▶ _Problem statement_: This calls for a word-for-word copy of all the data, with each picture removed.

Provided data START

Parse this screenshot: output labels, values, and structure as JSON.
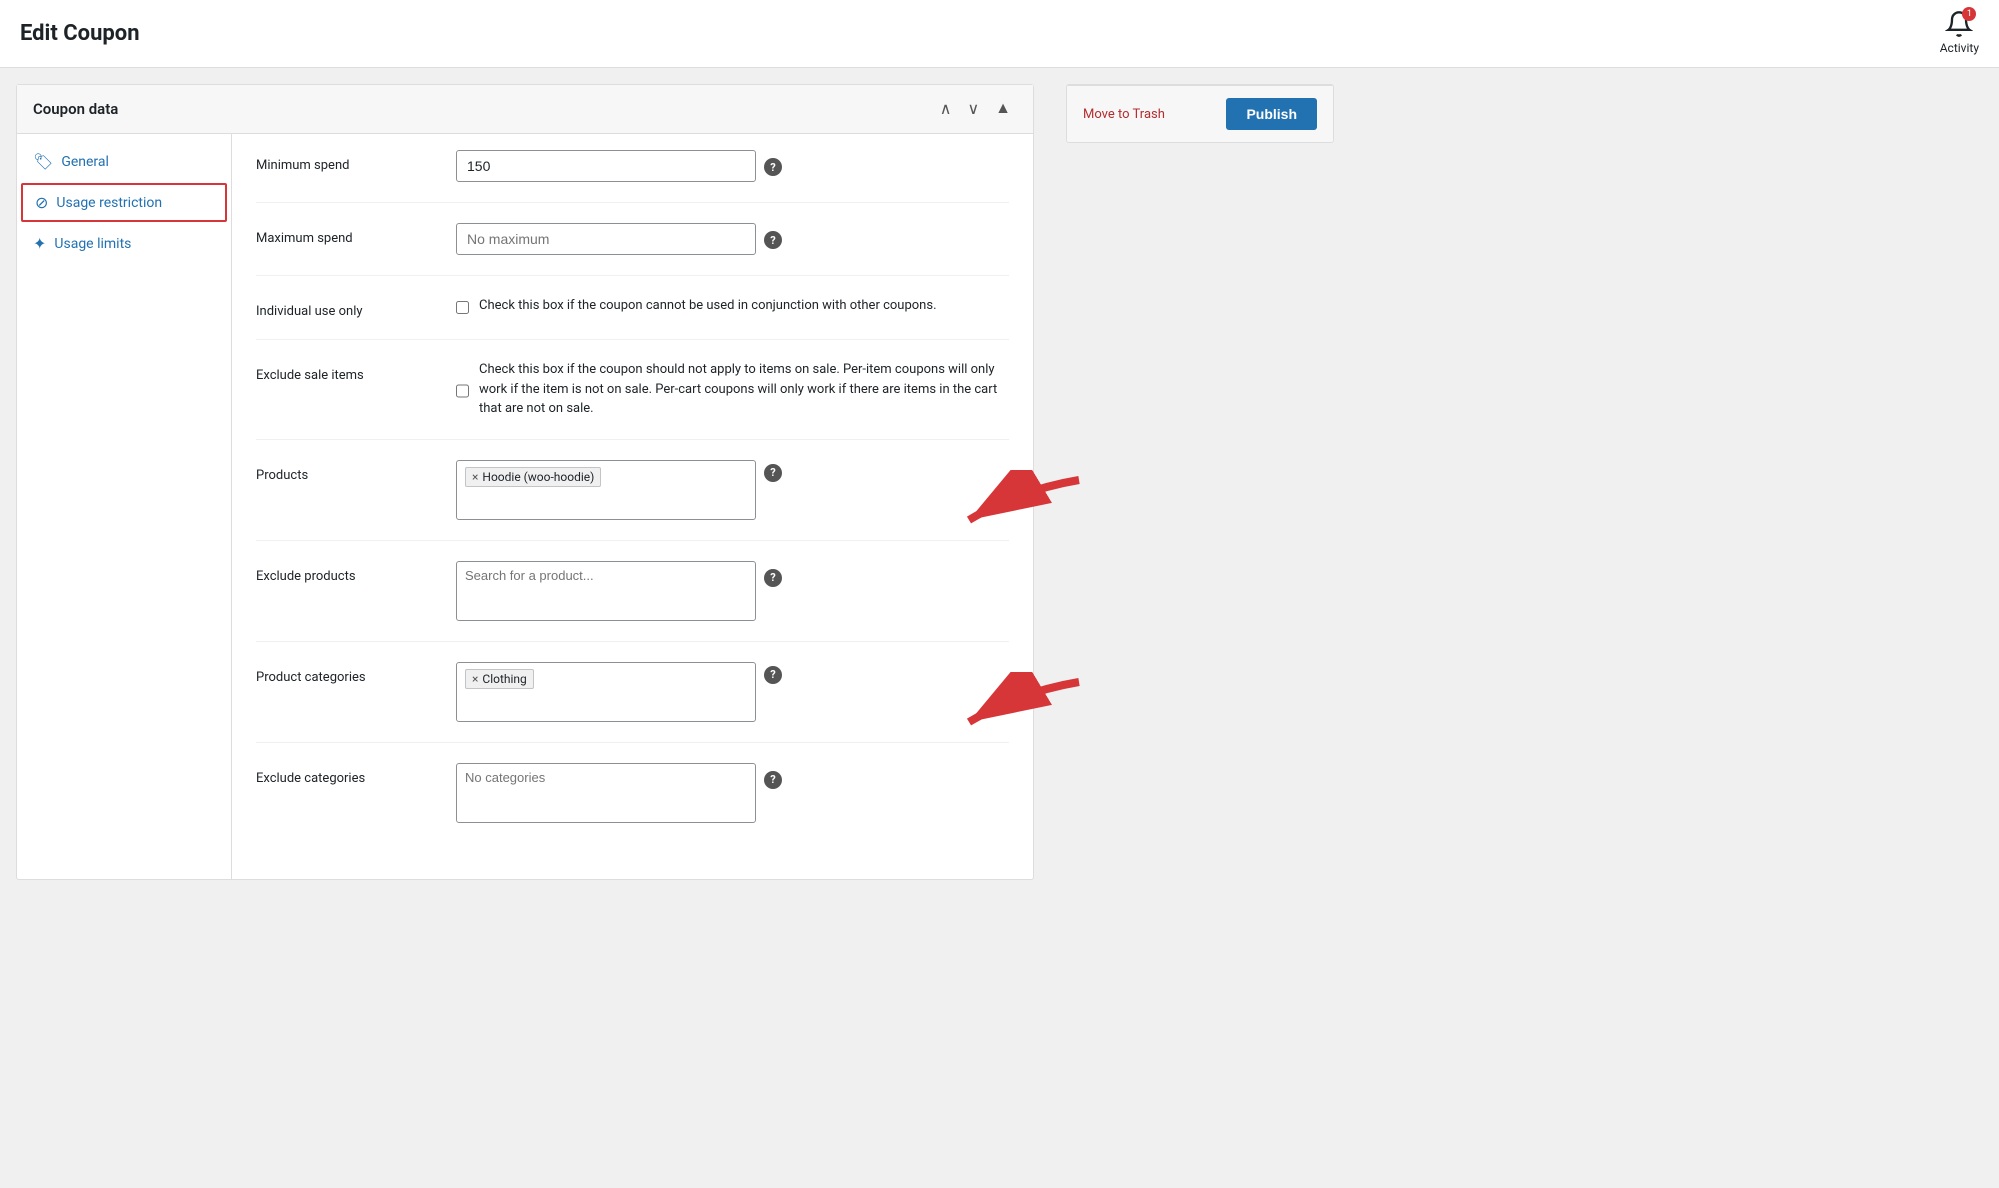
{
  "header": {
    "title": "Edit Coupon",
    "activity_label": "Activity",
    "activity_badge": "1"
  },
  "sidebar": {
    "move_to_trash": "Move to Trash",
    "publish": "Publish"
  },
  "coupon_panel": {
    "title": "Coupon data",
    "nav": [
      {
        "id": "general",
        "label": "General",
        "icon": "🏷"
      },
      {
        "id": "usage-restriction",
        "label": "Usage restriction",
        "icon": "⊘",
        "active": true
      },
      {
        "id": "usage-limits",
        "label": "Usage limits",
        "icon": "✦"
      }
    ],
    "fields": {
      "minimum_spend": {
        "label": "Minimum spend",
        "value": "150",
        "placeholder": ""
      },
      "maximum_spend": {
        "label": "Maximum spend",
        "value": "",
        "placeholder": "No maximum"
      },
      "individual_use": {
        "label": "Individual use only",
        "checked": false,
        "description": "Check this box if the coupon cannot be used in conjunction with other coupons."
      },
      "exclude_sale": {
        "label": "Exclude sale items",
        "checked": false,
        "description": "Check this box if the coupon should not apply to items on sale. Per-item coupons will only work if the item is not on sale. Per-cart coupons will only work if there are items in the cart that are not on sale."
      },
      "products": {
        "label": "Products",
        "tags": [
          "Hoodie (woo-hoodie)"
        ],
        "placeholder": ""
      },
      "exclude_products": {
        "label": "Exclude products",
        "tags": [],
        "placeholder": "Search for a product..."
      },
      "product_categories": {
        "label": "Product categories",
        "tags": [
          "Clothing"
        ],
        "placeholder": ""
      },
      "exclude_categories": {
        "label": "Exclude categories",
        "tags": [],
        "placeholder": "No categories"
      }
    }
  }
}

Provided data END

▶ _Answer to this problem_:
Parse this screenshot: output labels, values, and structure as JSON.
{
  "header": {
    "title": "Edit Coupon",
    "activity_label": "Activity",
    "activity_badge": "1"
  },
  "sidebar": {
    "move_to_trash": "Move to Trash",
    "publish": "Publish"
  },
  "coupon_panel": {
    "title": "Coupon data",
    "nav": [
      {
        "id": "general",
        "label": "General",
        "icon": "🏷"
      },
      {
        "id": "usage-restriction",
        "label": "Usage restriction",
        "icon": "⊘",
        "active": true
      },
      {
        "id": "usage-limits",
        "label": "Usage limits",
        "icon": "✦"
      }
    ],
    "fields": {
      "minimum_spend": {
        "label": "Minimum spend",
        "value": "150",
        "placeholder": ""
      },
      "maximum_spend": {
        "label": "Maximum spend",
        "value": "",
        "placeholder": "No maximum"
      },
      "individual_use": {
        "label": "Individual use only",
        "checked": false,
        "description": "Check this box if the coupon cannot be used in conjunction with other coupons."
      },
      "exclude_sale": {
        "label": "Exclude sale items",
        "checked": false,
        "description": "Check this box if the coupon should not apply to items on sale. Per-item coupons will only work if the item is not on sale. Per-cart coupons will only work if there are items in the cart that are not on sale."
      },
      "products": {
        "label": "Products",
        "tags": [
          "Hoodie (woo-hoodie)"
        ],
        "placeholder": ""
      },
      "exclude_products": {
        "label": "Exclude products",
        "tags": [],
        "placeholder": "Search for a product..."
      },
      "product_categories": {
        "label": "Product categories",
        "tags": [
          "Clothing"
        ],
        "placeholder": ""
      },
      "exclude_categories": {
        "label": "Exclude categories",
        "tags": [],
        "placeholder": "No categories"
      }
    }
  }
}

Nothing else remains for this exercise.